■ Records provided
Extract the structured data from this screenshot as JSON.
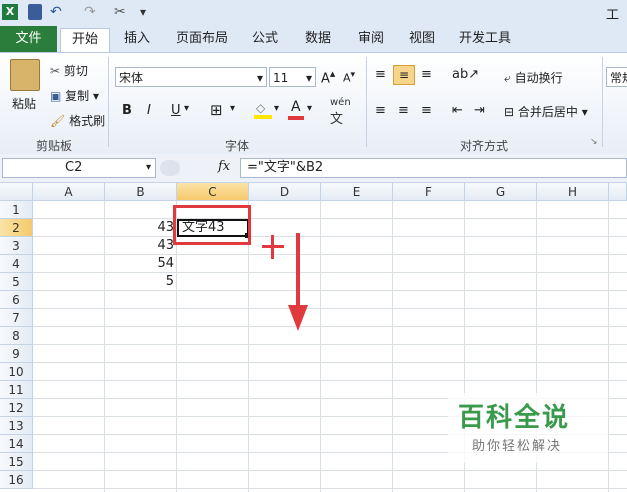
{
  "titlebar": {
    "title_fragment": "工作"
  },
  "tabs": [
    "文件",
    "开始",
    "插入",
    "页面布局",
    "公式",
    "数据",
    "审阅",
    "视图",
    "开发工具"
  ],
  "clipboard": {
    "paste": "粘贴",
    "cut": "剪切",
    "copy": "复制",
    "format_painter": "格式刷",
    "group": "剪贴板"
  },
  "font": {
    "name": "宋体",
    "size": "11",
    "bold": "B",
    "italic": "I",
    "underline": "U",
    "phonetic": "wén",
    "group": "字体"
  },
  "alignment": {
    "wrap": "自动换行",
    "merge": "合并后居中",
    "group": "对齐方式"
  },
  "number": {
    "format": "常规"
  },
  "formula_bar": {
    "name_box": "C2",
    "fx": "fx",
    "formula": "=\"文字\"&B2"
  },
  "columns": [
    "A",
    "B",
    "C",
    "D",
    "E",
    "F",
    "G",
    "H"
  ],
  "rows": [
    "1",
    "2",
    "3",
    "4",
    "5",
    "6",
    "7",
    "8",
    "9",
    "10",
    "11",
    "12",
    "13",
    "14",
    "15",
    "16"
  ],
  "cells": {
    "B2": "43",
    "B3": "43",
    "B4": "54",
    "B5": "5",
    "C2": "文字43"
  },
  "watermark": {
    "title": "百科全说",
    "subtitle": "助你轻松解决"
  },
  "colors": {
    "accent_red": "#e0393e",
    "file_tab": "#2a7d3a",
    "header_selected": "#f5c96b",
    "watermark_green": "#3a9a4c"
  }
}
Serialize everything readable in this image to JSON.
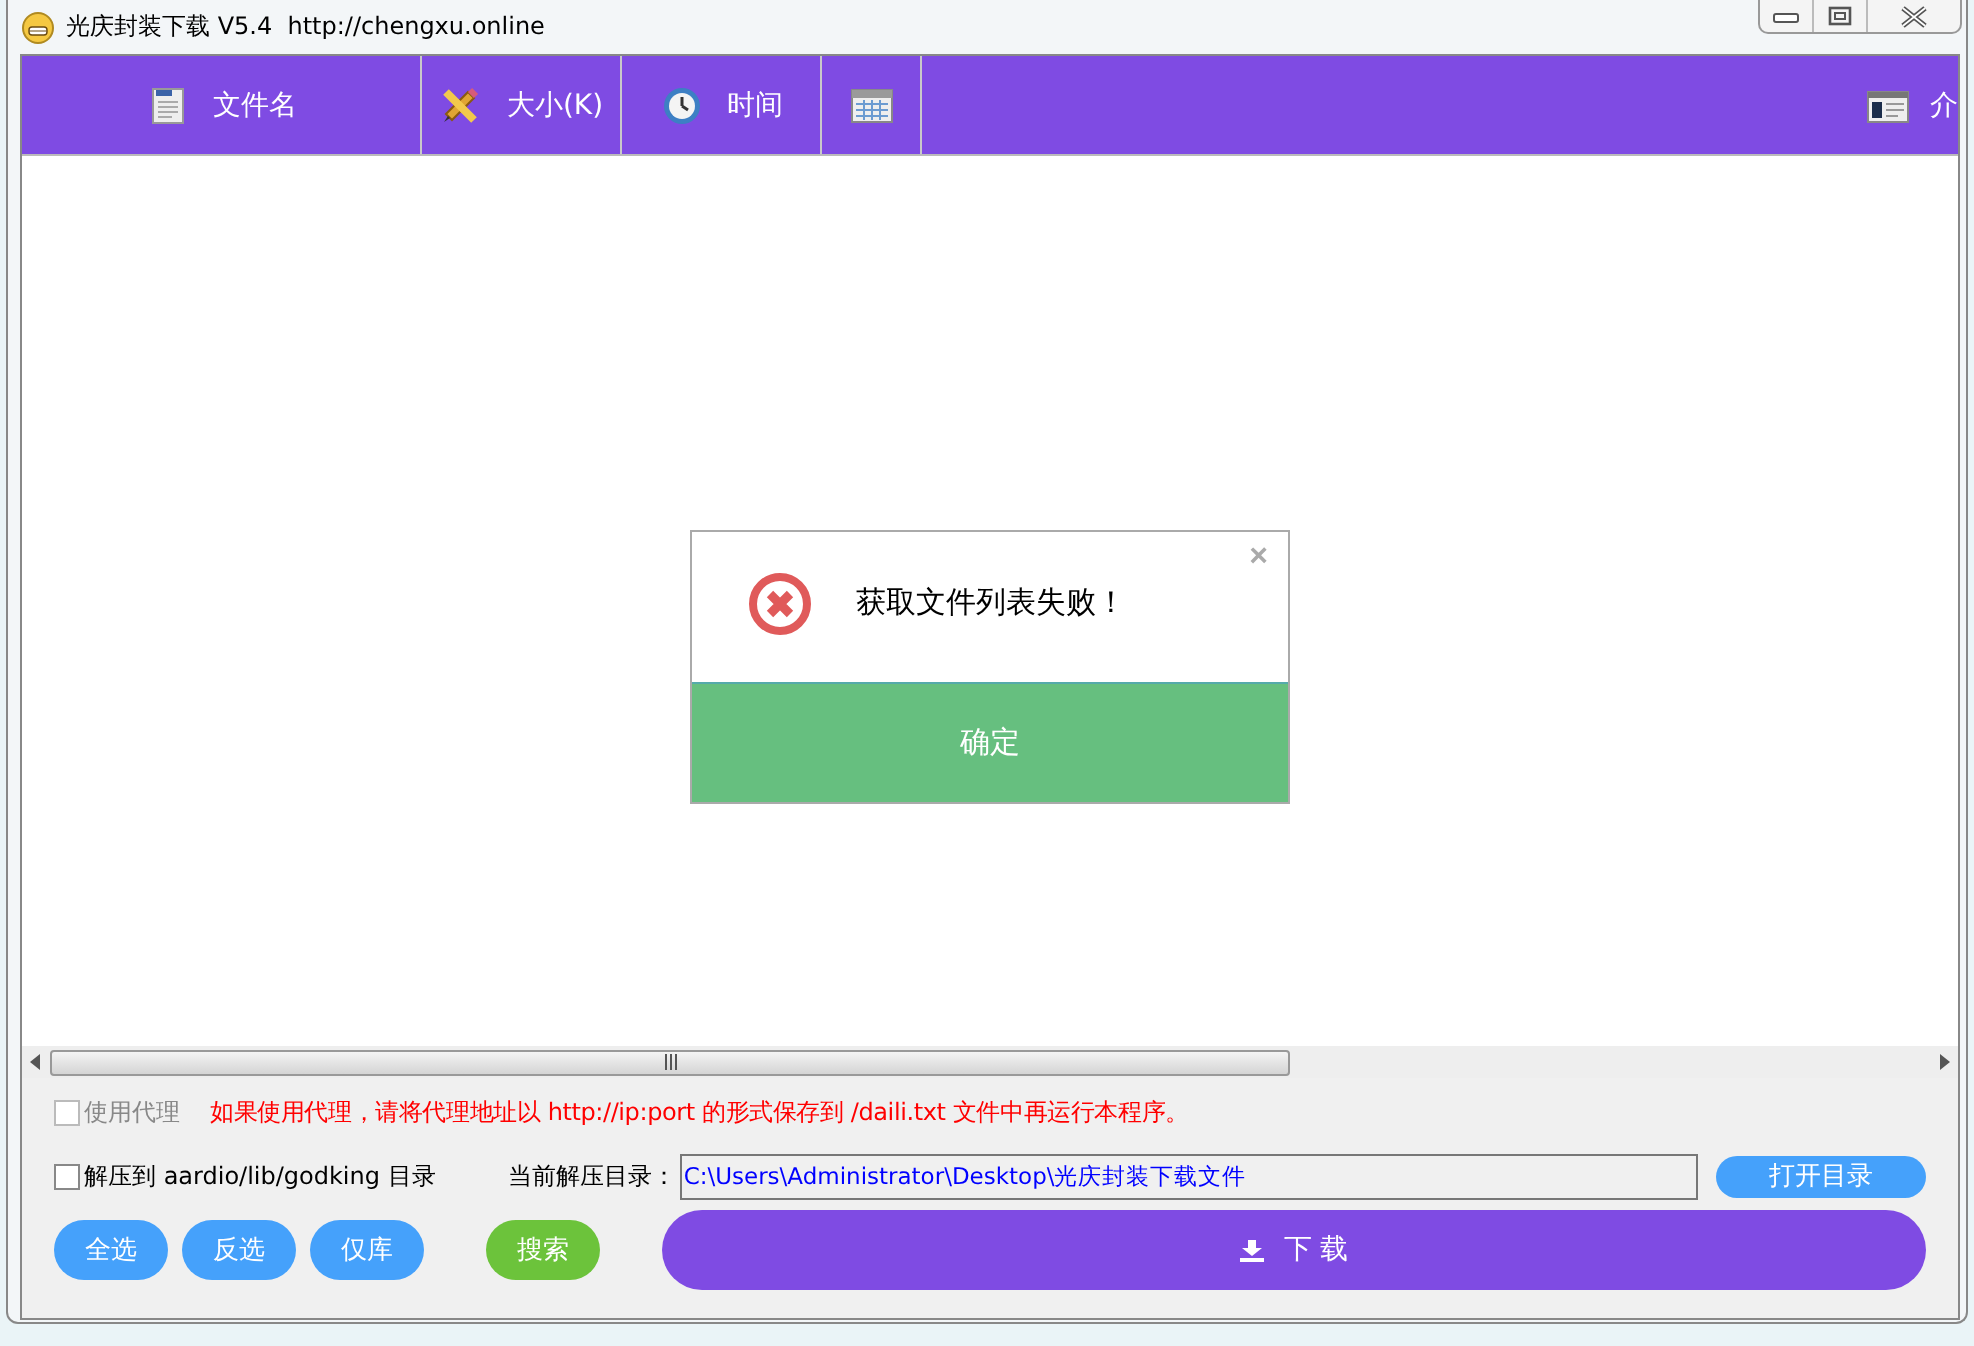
{
  "window": {
    "title": "光庆封装下载 V5.4  http://chengxu.online"
  },
  "columns": [
    {
      "label": "文件名"
    },
    {
      "label": "大小(K)"
    },
    {
      "label": "时间"
    },
    {},
    {
      "label": "介"
    }
  ],
  "dialog": {
    "message": "获取文件列表失败！",
    "close": "×",
    "confirm": "确定"
  },
  "proxy": {
    "label": "使用代理",
    "checked": false,
    "disabled": true,
    "note": "如果使用代理，请将代理地址以 http://ip:port 的形式保存到 /daili.txt 文件中再运行本程序。"
  },
  "extract": {
    "label": "解压到 aardio/lib/godking 目录",
    "checked": false
  },
  "path": {
    "label": "当前解压目录：",
    "value": "C:\\Users\\Administrator\\Desktop\\光庆封装下载文件",
    "button": "打开目录"
  },
  "buttons": [
    {
      "label": "全选",
      "kind": "blue"
    },
    {
      "label": "反选",
      "kind": "blue"
    },
    {
      "label": "仅库",
      "kind": "blue"
    },
    {
      "label": "搜索",
      "kind": "green"
    }
  ],
  "download": {
    "label": "下 载"
  }
}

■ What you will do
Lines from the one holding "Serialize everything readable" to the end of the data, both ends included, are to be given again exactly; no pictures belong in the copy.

■ Written response
Serialize everything readable in this image to JSON.
{
  "window": {
    "title": "光庆封装下载 V5.4  http://chengxu.online"
  },
  "columns": [
    {
      "label": "文件名"
    },
    {
      "label": "大小(K)"
    },
    {
      "label": "时间"
    },
    {},
    {
      "label": "介"
    }
  ],
  "dialog": {
    "message": "获取文件列表失败！",
    "close": "×",
    "confirm": "确定"
  },
  "proxy": {
    "label": "使用代理",
    "checked": false,
    "disabled": true,
    "note": "如果使用代理，请将代理地址以 http://ip:port 的形式保存到 /daili.txt 文件中再运行本程序。"
  },
  "extract": {
    "label": "解压到 aardio/lib/godking 目录",
    "checked": false
  },
  "path": {
    "label": "当前解压目录：",
    "value": "C:\\Users\\Administrator\\Desktop\\光庆封装下载文件",
    "button": "打开目录"
  },
  "buttons": [
    {
      "label": "全选",
      "kind": "blue"
    },
    {
      "label": "反选",
      "kind": "blue"
    },
    {
      "label": "仅库",
      "kind": "blue"
    },
    {
      "label": "搜索",
      "kind": "green"
    }
  ],
  "download": {
    "label": "下 载"
  }
}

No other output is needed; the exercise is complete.